> _Directions_: Search the records for the string "JSON". Copy each line where it occurs.

> _Records supplied_:

----

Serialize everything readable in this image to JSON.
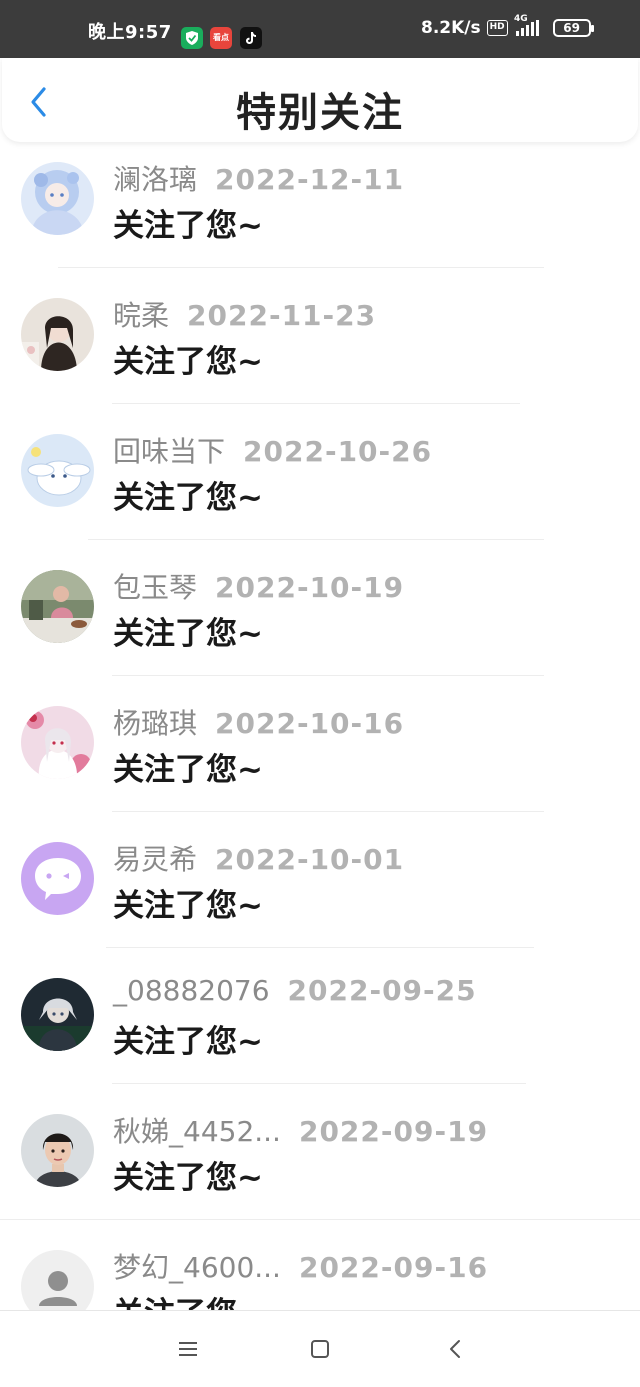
{
  "status_bar": {
    "time": "晚上9:57",
    "net_speed": "8.2K/s",
    "hd_label": "HD",
    "network_type": "4G",
    "battery": "69",
    "app_icons": [
      "shield-app-icon",
      "news-app-icon",
      "tiktok-app-icon"
    ],
    "news_icon_text": "看点"
  },
  "header": {
    "title": "特别关注",
    "back_icon": "chevron-left-icon",
    "accent_color": "#2b8be6"
  },
  "list": {
    "items": [
      {
        "name": "澜洛璃",
        "date": "2022-12-11",
        "action": "关注了您~",
        "avatar": "anime-girl-blue"
      },
      {
        "name": "晥柔",
        "date": "2022-11-23",
        "action": "关注了您~",
        "avatar": "girl-photo"
      },
      {
        "name": "回味当下",
        "date": "2022-10-26",
        "action": "关注了您~",
        "avatar": "cinnamoroll"
      },
      {
        "name": "包玉琴",
        "date": "2022-10-19",
        "action": "关注了您~",
        "avatar": "child-photo"
      },
      {
        "name": "杨璐琪",
        "date": "2022-10-16",
        "action": "关注了您~",
        "avatar": "anime-girl-white"
      },
      {
        "name": "易灵希",
        "date": "2022-10-01",
        "action": "关注了您~",
        "avatar": "chat-bubble-purple"
      },
      {
        "name": "_08882076",
        "date": "2022-09-25",
        "action": "关注了您~",
        "avatar": "anime-boy-dark"
      },
      {
        "name": "秋娣_4452...",
        "date": "2022-09-19",
        "action": "关注了您~",
        "avatar": "woman-photo"
      },
      {
        "name": "梦幻_4600...",
        "date": "2022-09-16",
        "action": "关注了您~",
        "avatar": "default-person"
      }
    ]
  },
  "nav_bar": {
    "icons": [
      "menu-icon",
      "home-square-icon",
      "back-triangle-icon"
    ]
  }
}
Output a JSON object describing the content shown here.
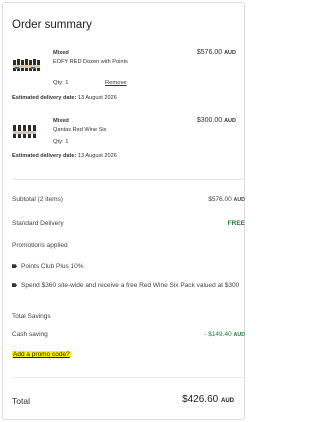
{
  "summary": {
    "title": "Order summary",
    "currency": "AUD",
    "items": [
      {
        "brand": "Mixed",
        "name": "EOFY RED Dozen with Points",
        "qty_label": "Qty: 1",
        "price": "$576.00",
        "remove_label": "Remove",
        "delivery_label": "Estimated delivery date:",
        "delivery_date": "13 August 2026"
      },
      {
        "brand": "Mixed",
        "name": "Qantas Red Wine Six",
        "qty_label": "Qty: 1",
        "price": "$300.00",
        "delivery_label": "Estimated delivery date:",
        "delivery_date": "13 August 2026"
      }
    ],
    "subtotal_label": "Subtotal (2 items)",
    "subtotal_value": "$576.00",
    "delivery_label": "Standard Delivery",
    "delivery_value": "FREE",
    "promotions_title": "Promotions applied",
    "promotions": [
      "Points Club Plus 10%",
      "Spend $360 site-wide and receive a free Red Wine Six Pack valued at $300"
    ],
    "savings_title": "Total Savings",
    "cash_saving_label": "Cash saving",
    "cash_saving_value": "- $149.40",
    "promo_link": "Add a promo code?",
    "total_label": "Total",
    "total_value": "$426.60"
  },
  "colors": {
    "accent_green": "#1a7d3a",
    "highlight": "#fff200"
  }
}
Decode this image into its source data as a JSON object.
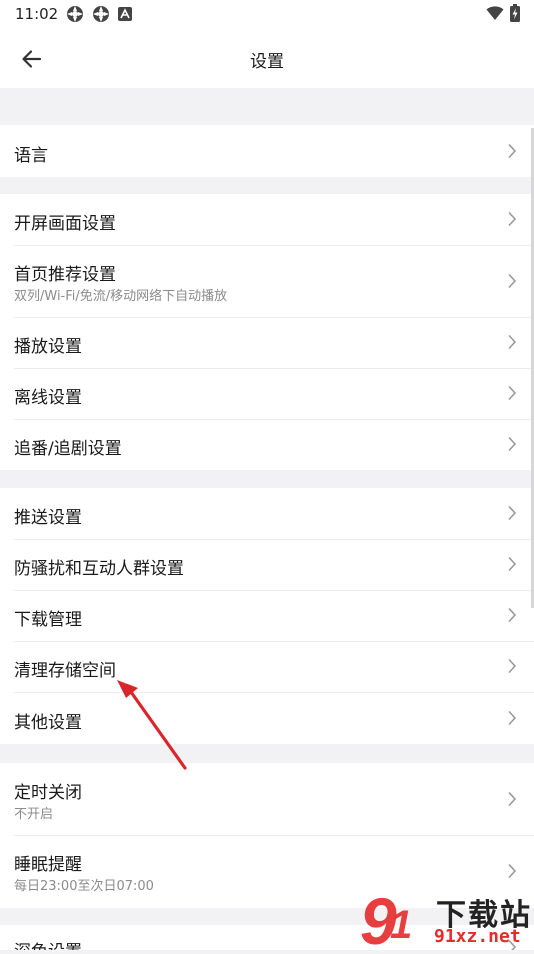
{
  "status_bar": {
    "time": "11:02"
  },
  "header": {
    "title": "设置"
  },
  "groups": [
    {
      "items": [
        {
          "label": "语言"
        }
      ]
    },
    {
      "items": [
        {
          "label": "开屏画面设置"
        },
        {
          "label": "首页推荐设置",
          "sub": "双列/Wi-Fi/免流/移动网络下自动播放"
        },
        {
          "label": "播放设置"
        },
        {
          "label": "离线设置"
        },
        {
          "label": "追番/追剧设置"
        }
      ]
    },
    {
      "items": [
        {
          "label": "推送设置"
        },
        {
          "label": "防骚扰和互动人群设置"
        },
        {
          "label": "下载管理"
        },
        {
          "label": "清理存储空间"
        },
        {
          "label": "其他设置"
        }
      ]
    },
    {
      "items": [
        {
          "label": "定时关闭",
          "sub": "不开启"
        },
        {
          "label": "睡眠提醒",
          "sub": "每日23:00至次日07:00"
        }
      ]
    },
    {
      "items": [
        {
          "label": "深色设置"
        }
      ]
    }
  ],
  "watermark": {
    "brand": "下载站",
    "domain": "91xz.net"
  },
  "colors": {
    "annotation_arrow": "#d9262b",
    "watermark": "#e52b2b"
  }
}
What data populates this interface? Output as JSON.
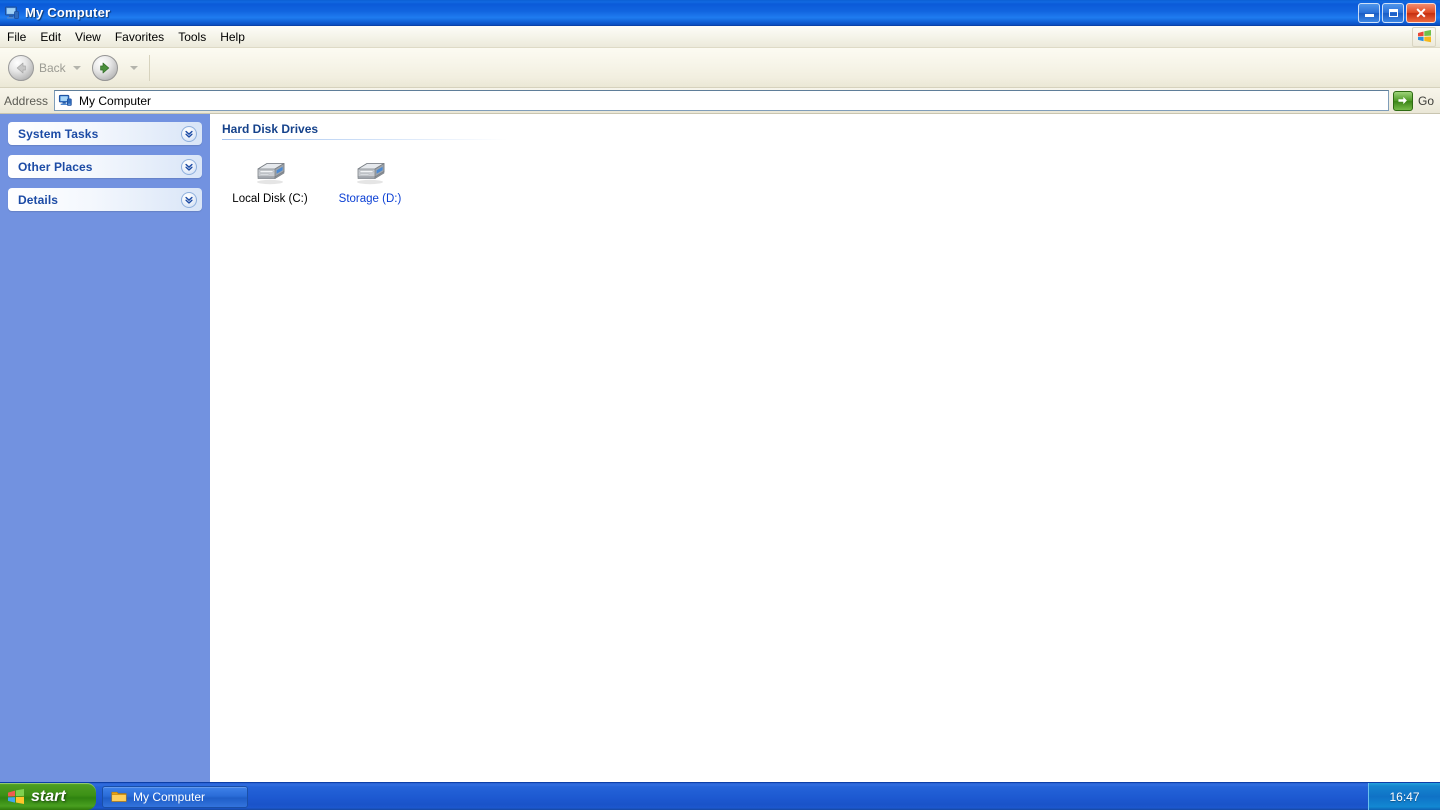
{
  "window": {
    "title": "My Computer",
    "icon": "my-computer-icon",
    "controls": {
      "minimize": "Minimize",
      "restore": "Restore",
      "close": "Close"
    }
  },
  "menubar": {
    "items": [
      {
        "label": "File"
      },
      {
        "label": "Edit"
      },
      {
        "label": "View"
      },
      {
        "label": "Favorites"
      },
      {
        "label": "Tools"
      },
      {
        "label": "Help"
      }
    ],
    "badge_icon": "windows-flag-icon"
  },
  "toolbar": {
    "back_label": "Back",
    "back_enabled": false,
    "forward_label": "",
    "forward_enabled": true,
    "back_icon": "back-arrow-icon",
    "forward_icon": "forward-arrow-icon"
  },
  "address": {
    "label": "Address",
    "value": "My Computer",
    "placeholder": "My Computer",
    "icon": "my-computer-icon",
    "go_label": "Go",
    "go_icon": "green-arrow-icon"
  },
  "sidebar": {
    "panes": [
      {
        "title": "System Tasks",
        "chevron_icon": "chevron-double-down-icon",
        "collapsed": true
      },
      {
        "title": "Other Places",
        "chevron_icon": "chevron-double-down-icon",
        "collapsed": true
      },
      {
        "title": "Details",
        "chevron_icon": "chevron-double-down-icon",
        "collapsed": true
      }
    ]
  },
  "content": {
    "group_title": "Hard Disk Drives",
    "drives": [
      {
        "label": "Local Disk (C:)",
        "icon": "hard-drive-icon",
        "highlighted": false
      },
      {
        "label": "Storage (D:)",
        "icon": "hard-drive-icon",
        "highlighted": true
      }
    ]
  },
  "taskbar": {
    "start_label": "start",
    "start_icon": "windows-flag-icon",
    "buttons": [
      {
        "label": "My Computer",
        "icon": "folder-icon"
      }
    ],
    "clock": "16:47"
  },
  "colors": {
    "titlebar_blue": "#1265e0",
    "sidebar_blue": "#7292e0",
    "pane_title": "#1c4ba5",
    "group_title": "#15428b",
    "highlight_link": "#0b3fd4",
    "start_green": "#3d9116",
    "taskbar_blue": "#1e5ad2",
    "tray_blue": "#0f72c6",
    "close_red": "#c52f10",
    "go_green": "#3b8517"
  }
}
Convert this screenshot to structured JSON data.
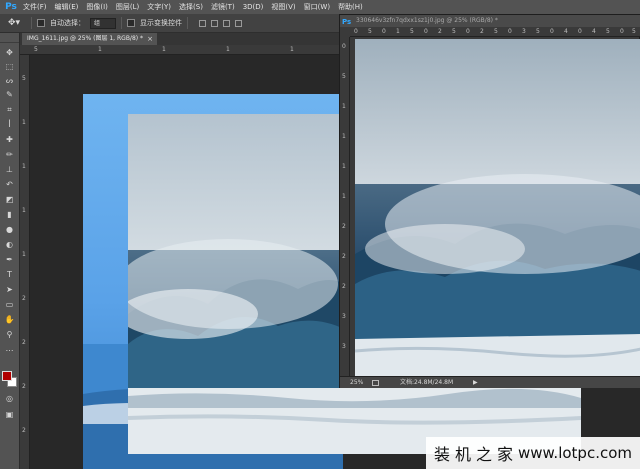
{
  "app": {
    "logo": "Ps",
    "menu": [
      "文件(F)",
      "编辑(E)",
      "图像(I)",
      "图层(L)",
      "文字(Y)",
      "选择(S)",
      "滤镜(T)",
      "3D(D)",
      "视图(V)",
      "窗口(W)",
      "帮助(H)"
    ]
  },
  "options": {
    "tool_icon": "move-tool-icon",
    "auto_select_label": "自动选择：",
    "auto_select_checked": false,
    "auto_select_value": "组",
    "show_transform_label": "显示变换控件",
    "show_transform_checked": false
  },
  "document1": {
    "tab_title": "IMG_1611.jpg @ 25% (图层 1, RGB/8) *",
    "tab_close": "×",
    "ruler_h": [
      "5",
      "1",
      "1",
      "1",
      "1"
    ],
    "ruler_v": [
      "5",
      "1",
      "1",
      "1",
      "1",
      "2",
      "2",
      "2",
      "2"
    ]
  },
  "document2": {
    "title": "330646v3zfn7qdxx1sz1j0.jpg @ 25% (RGB/8) *",
    "ruler_h": [
      "0",
      "5",
      "0",
      "1",
      "5",
      "0",
      "2",
      "5",
      "0",
      "2",
      "5",
      "0",
      "3",
      "5",
      "0",
      "4",
      "0",
      "4",
      "5",
      "0",
      "5"
    ],
    "ruler_v": [
      "0",
      "5",
      "1",
      "1",
      "1",
      "1",
      "2",
      "2",
      "2",
      "3",
      "3"
    ],
    "status_zoom": "25%",
    "status_doc": "文档:24.8M/24.8M",
    "status_arrow": "▶"
  },
  "watermark": {
    "chinese": "装机之家",
    "url": "www.lotpc.com"
  },
  "colors": {
    "foreground": "#b10000",
    "background": "#ffffff",
    "accent": "#31a8ff"
  },
  "tools": [
    "move-tool-icon",
    "marquee-tool-icon",
    "lasso-tool-icon",
    "quick-select-tool-icon",
    "crop-tool-icon",
    "eyedropper-tool-icon",
    "healing-brush-icon",
    "brush-tool-icon",
    "clone-stamp-icon",
    "history-brush-icon",
    "eraser-tool-icon",
    "gradient-tool-icon",
    "blur-tool-icon",
    "dodge-tool-icon",
    "pen-tool-icon",
    "type-tool-icon",
    "path-select-icon",
    "rectangle-tool-icon",
    "hand-tool-icon",
    "zoom-tool-icon"
  ]
}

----

> _Finished task_:
Serialize everything readable in this image to JSON.
Output a JSON object describing the content shown here.
Decode this image into its source data as a JSON object.
What data populates this interface? Output as JSON.
Convert this screenshot to structured JSON data.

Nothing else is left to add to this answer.